To Jane: The Invitation

From Wikisource
Jump to: navigation, search
To Jane: The Invitation
by Percy Bysshe Shelley

Best and brightest, come away!
Fairer far than this fair Day,
Which, like thee to those in sorrow,
Comes to bid a sweet good-morrow
To the rough Year just awake

In its cradle on the brake.
The brightest hour of unborn Spring,
Through the winter wandering,
Found, it seems, the halcyon Morn
To hoar February born,

Bending from Heaven, in azure mirth,
It kissed the forehead of the Earth,
And smiled upon the silent sea,
And bade the frozen streams be free,
And waked to music all their fountains,

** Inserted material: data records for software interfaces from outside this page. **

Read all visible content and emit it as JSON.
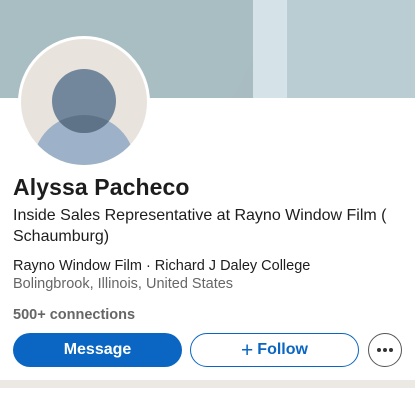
{
  "profile": {
    "name": "Alyssa Pacheco",
    "headline": "Inside Sales Representative at Rayno Window Film ( Schaumburg)",
    "companies": "Rayno Window Film · Richard J Daley College",
    "location": "Bolingbrook, Illinois, United States",
    "connections": "500+ connections"
  },
  "actions": {
    "message_label": "Message",
    "follow_label": "Follow",
    "follow_icon": "+",
    "more_icon": "more-horizontal-icon"
  },
  "colors": {
    "primary_blue": "#0a66c2",
    "text_primary": "#1d1d1d",
    "text_secondary": "#666666",
    "cover_base": "#a8bcc1"
  }
}
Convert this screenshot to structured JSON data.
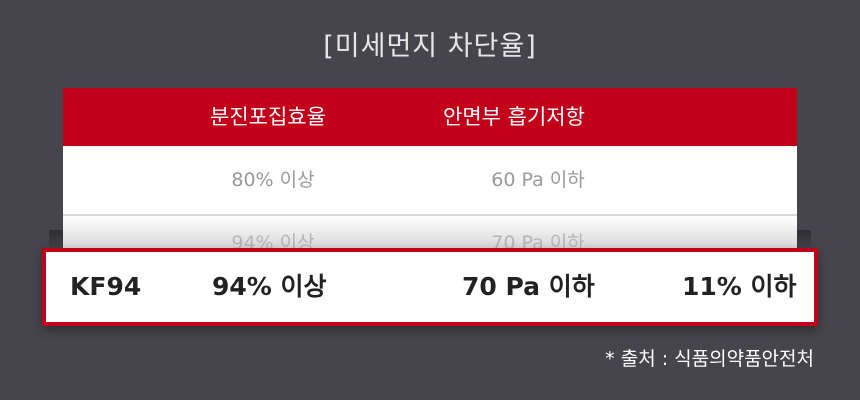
{
  "title": "[미세먼지 차단율]",
  "table": {
    "headers": [
      "분진포집효율",
      "안면부 흡기저항"
    ],
    "row1": [
      "80% 이상",
      "60 Pa 이하"
    ],
    "ghost_row": [
      "94% 이상",
      "70 Pa 이하"
    ]
  },
  "highlight_row": {
    "grade": "KF94",
    "efficiency": "94% 이상",
    "resistance": "70 Pa 이하",
    "leakage": "11% 이하"
  },
  "footnote": "* 출처 : 식품의약품안전처",
  "colors": {
    "accent": "#c2001a",
    "background": "#45454b"
  }
}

And breathed upon the frozen mountains,
And like a prophetess of May
Strewed flowers upon the barren way,
Making the wintry world appear
Like one on whom thou smilest, dear.

Away, away, from men and towns,
To the wild wood and the downs--
To the silent wilderness
Where the soul need not repress
Its music lest it should not find

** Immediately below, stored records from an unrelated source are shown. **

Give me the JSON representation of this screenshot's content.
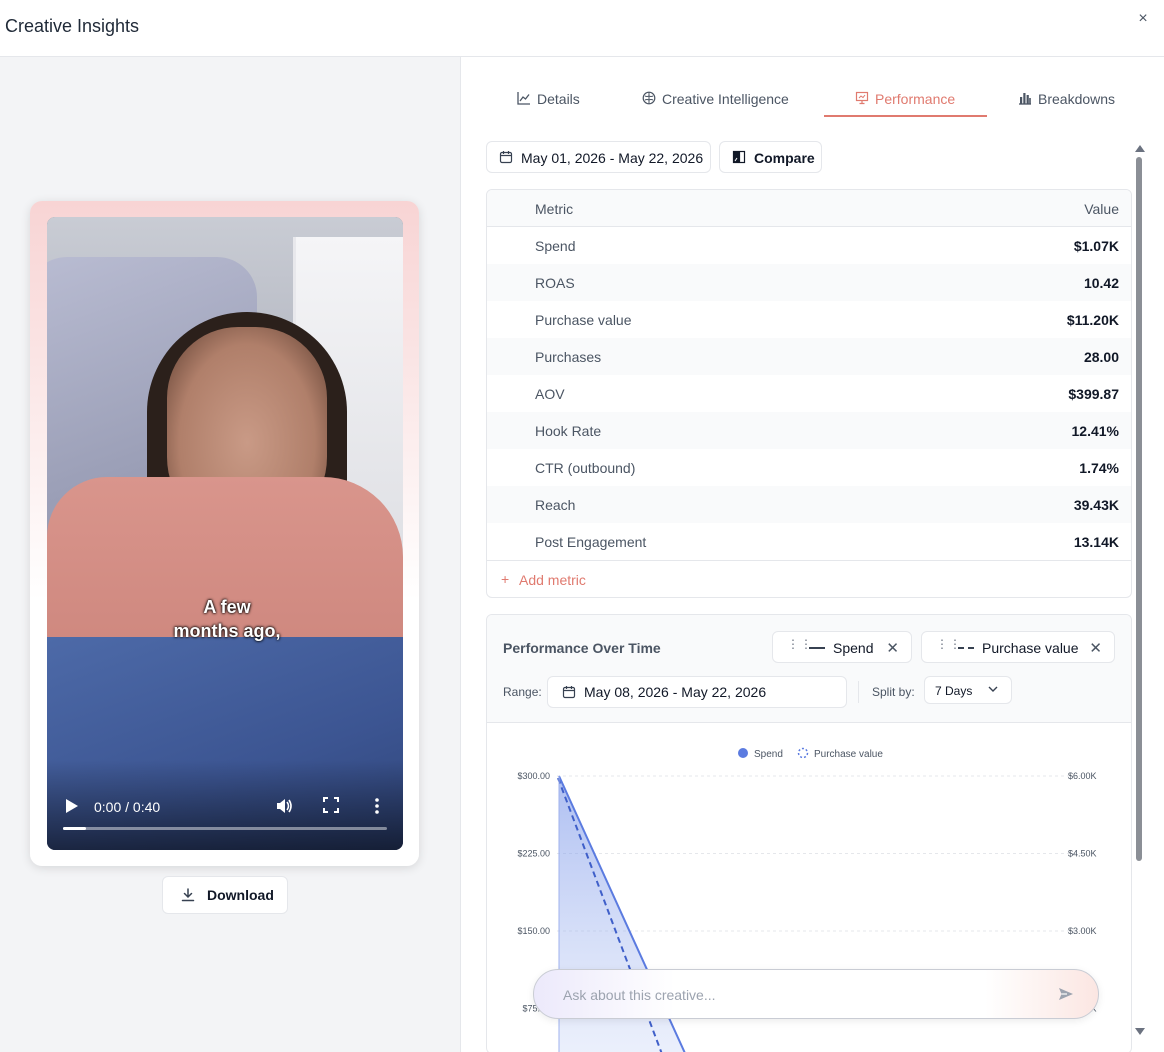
{
  "window": {
    "title": "Creative Insights",
    "close_icon": "×"
  },
  "video": {
    "caption_line1": "A few",
    "caption_line2": "months ago,",
    "time": "0:00 / 0:40",
    "progress": 0.07
  },
  "download": {
    "label": "Download"
  },
  "tabs": [
    {
      "label": "Details",
      "icon": "line-chart-icon"
    },
    {
      "label": "Creative Intelligence",
      "icon": "brain-icon"
    },
    {
      "label": "Performance",
      "icon": "presentation-icon",
      "active": true
    },
    {
      "label": "Breakdowns",
      "icon": "bar-chart-icon"
    }
  ],
  "toolbar": {
    "date_range": "May 01, 2026 - May 22, 2026",
    "compare_label": "Compare"
  },
  "metrics": {
    "header_metric": "Metric",
    "header_value": "Value",
    "rows": [
      {
        "name": "Spend",
        "value": "$1.07K"
      },
      {
        "name": "ROAS",
        "value": "10.42"
      },
      {
        "name": "Purchase value",
        "value": "$11.20K"
      },
      {
        "name": "Purchases",
        "value": "28.00"
      },
      {
        "name": "AOV",
        "value": "$399.87"
      },
      {
        "name": "Hook Rate",
        "value": "12.41%"
      },
      {
        "name": "CTR (outbound)",
        "value": "1.74%"
      },
      {
        "name": "Reach",
        "value": "39.43K"
      },
      {
        "name": "Post Engagement",
        "value": "13.14K"
      }
    ],
    "add_metric": "Add metric"
  },
  "performance": {
    "title": "Performance Over Time",
    "chips": [
      {
        "label": "Spend"
      },
      {
        "label": "Purchase value"
      }
    ],
    "range_label": "Range:",
    "range_value": "May 08, 2026 - May 22, 2026",
    "split_label": "Split by:",
    "split_value": "7 Days"
  },
  "chart_data": {
    "type": "line",
    "legend_position": "top-center",
    "series": [
      {
        "name": "Spend",
        "axis": "left",
        "style": "solid",
        "fill": true,
        "color": "#5b7be0"
      },
      {
        "name": "Purchase value",
        "axis": "right",
        "style": "dashed",
        "color": "#3f5fc9"
      }
    ],
    "y_left": {
      "ticks": [
        "$300.00",
        "$225.00",
        "$150.00",
        "$75.00"
      ],
      "ylim": [
        75,
        300
      ]
    },
    "y_right": {
      "ticks": [
        "$6.00K",
        "$4.50K",
        "$3.00K",
        "$1.50K"
      ],
      "ylim": [
        1500,
        6000
      ]
    },
    "visible_segment": {
      "spend_start": 300,
      "purchase_value_start": 6000
    },
    "grid": true
  },
  "ask": {
    "placeholder": "Ask about this creative..."
  },
  "colors": {
    "accent": "#e07a6f",
    "series": "#5b7be0"
  }
}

An echo in another's mind,
While the touch of Nature's art
Harmonizes heart to heart.
I leave this notice on my door
For each accustomed visitor:--

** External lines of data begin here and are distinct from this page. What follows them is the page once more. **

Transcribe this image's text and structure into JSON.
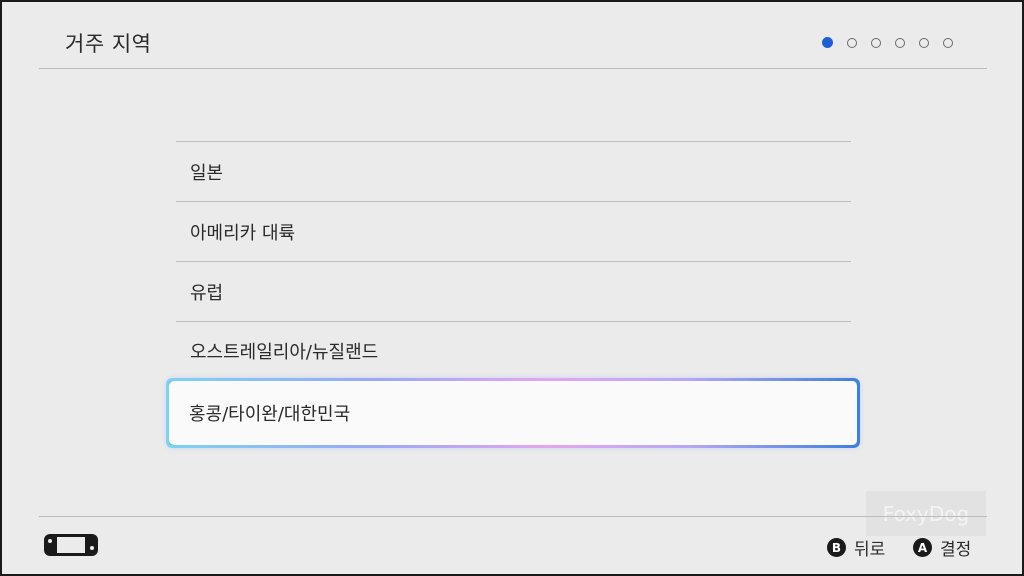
{
  "header": {
    "title": "거주 지역",
    "steps": {
      "total": 6,
      "current": 1
    }
  },
  "regions": [
    {
      "label": "일본",
      "selected": false
    },
    {
      "label": "아메리카 대륙",
      "selected": false
    },
    {
      "label": "유럽",
      "selected": false
    },
    {
      "label": "오스트레일리아/뉴질랜드",
      "selected": false
    },
    {
      "label": "홍콩/타이완/대한민국",
      "selected": true
    }
  ],
  "footer": {
    "back": {
      "button": "B",
      "label": "뒤로"
    },
    "confirm": {
      "button": "A",
      "label": "결정"
    },
    "device_icon": "console-icon"
  },
  "watermark": "FoxyDog",
  "colors": {
    "accent": "#1f5fd6",
    "background": "#ebebeb"
  }
}
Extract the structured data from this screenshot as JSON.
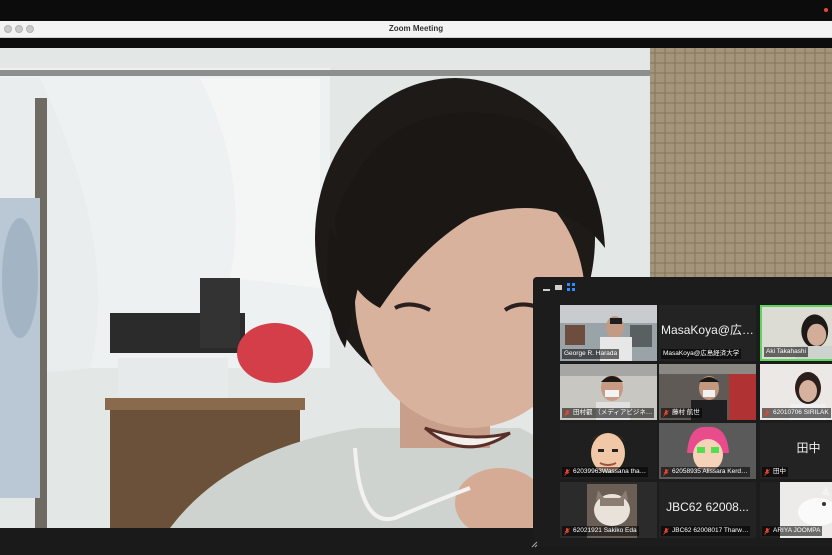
{
  "window": {
    "title": "Zoom Meeting"
  },
  "icons": {
    "close": "window-close-icon",
    "minimize": "window-minimize-icon",
    "maximize": "window-maximize-icon",
    "mute": "muted-microphone-icon"
  },
  "colors": {
    "active_speaker_border": "#5ed35e",
    "gallery_view_accent": "#2d8cff",
    "mute_red": "#e8452f"
  },
  "gallery": {
    "participants": [
      {
        "label": "George R. Harada",
        "muted": false,
        "display_text": "",
        "video": "office"
      },
      {
        "label": "MasaKoya@広島経済大学",
        "muted": false,
        "display_text": "MasaKoya@広…",
        "video": "none"
      },
      {
        "label": "Aki Takahashi",
        "muted": false,
        "display_text": "",
        "video": "woman",
        "active_speaker": true
      },
      {
        "label": "田村叡 （メディアビジネ…",
        "muted": true,
        "display_text": "",
        "video": "man-mask"
      },
      {
        "label": "藤村 航世",
        "muted": true,
        "display_text": "",
        "video": "man-mask-office"
      },
      {
        "label": "62010706 SIRILAK",
        "muted": true,
        "display_text": "",
        "video": "woman-2"
      },
      {
        "label": "62039963Wassana tha…",
        "muted": true,
        "display_text": "",
        "video": "cartoon-man"
      },
      {
        "label": "62058935 Alissara Kerd…",
        "muted": true,
        "display_text": "",
        "video": "cartoon-pink"
      },
      {
        "label": "田中",
        "muted": true,
        "display_text": "田中",
        "video": "none"
      },
      {
        "label": "62021921 Sakiko Eda",
        "muted": true,
        "display_text": "",
        "video": "cat"
      },
      {
        "label": "JBC62 62008017 Tharw…",
        "muted": true,
        "display_text": "JBC62 62008...",
        "video": "none"
      },
      {
        "label": "ARIYA JOOMPA",
        "muted": true,
        "display_text": "",
        "video": "white-cat"
      }
    ]
  }
}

I am gone into the fields
To take what this sweet hour yields;--
Reflection, you may come to-morrow,
Sit by the fireside with Sorrow.--
You with the unpaid bill, Despair,--
You, tiresome verse-reciter, Care,--

I will pay you in the grave,--
Death will listen to your stave.
Expectation too, be off!
To-day is for itself enough;

Hope, in pity mock not Woe
With smiles, nor follow where I go;
Long having lived on thy sweet food,
At length I find one moment's good
After long pain--with all your love,
This you never told me of.'

Radiant Sister of the Day,
Awake! arise! and come away!
To the wild woods and the plains,
And the pools where winter rains

Image all their roof of leaves,
Where the pine its garland weaves
Of sapless green and ivy dun
Round stems that never kiss the sun;
Where the lawns and pastures be,

And the sandhills of the sea;--
Where the melting hoar-frost wets
The daisy-star that never sets,
And wind-flowers, and violets,
Which yet join not scent to hue,

Crown the pale year weak and new;
When the night is left behind
In the deep east, dun and blind,
And the blue noon is over us,
And the multitudinous

Billows murmur at our feet,
Where the earth and ocean meet,
And all things seem only one
In the universal sun.

This work was published before January 1, 1923, and is in the public domain worldwide because the author died at least 100 years ago.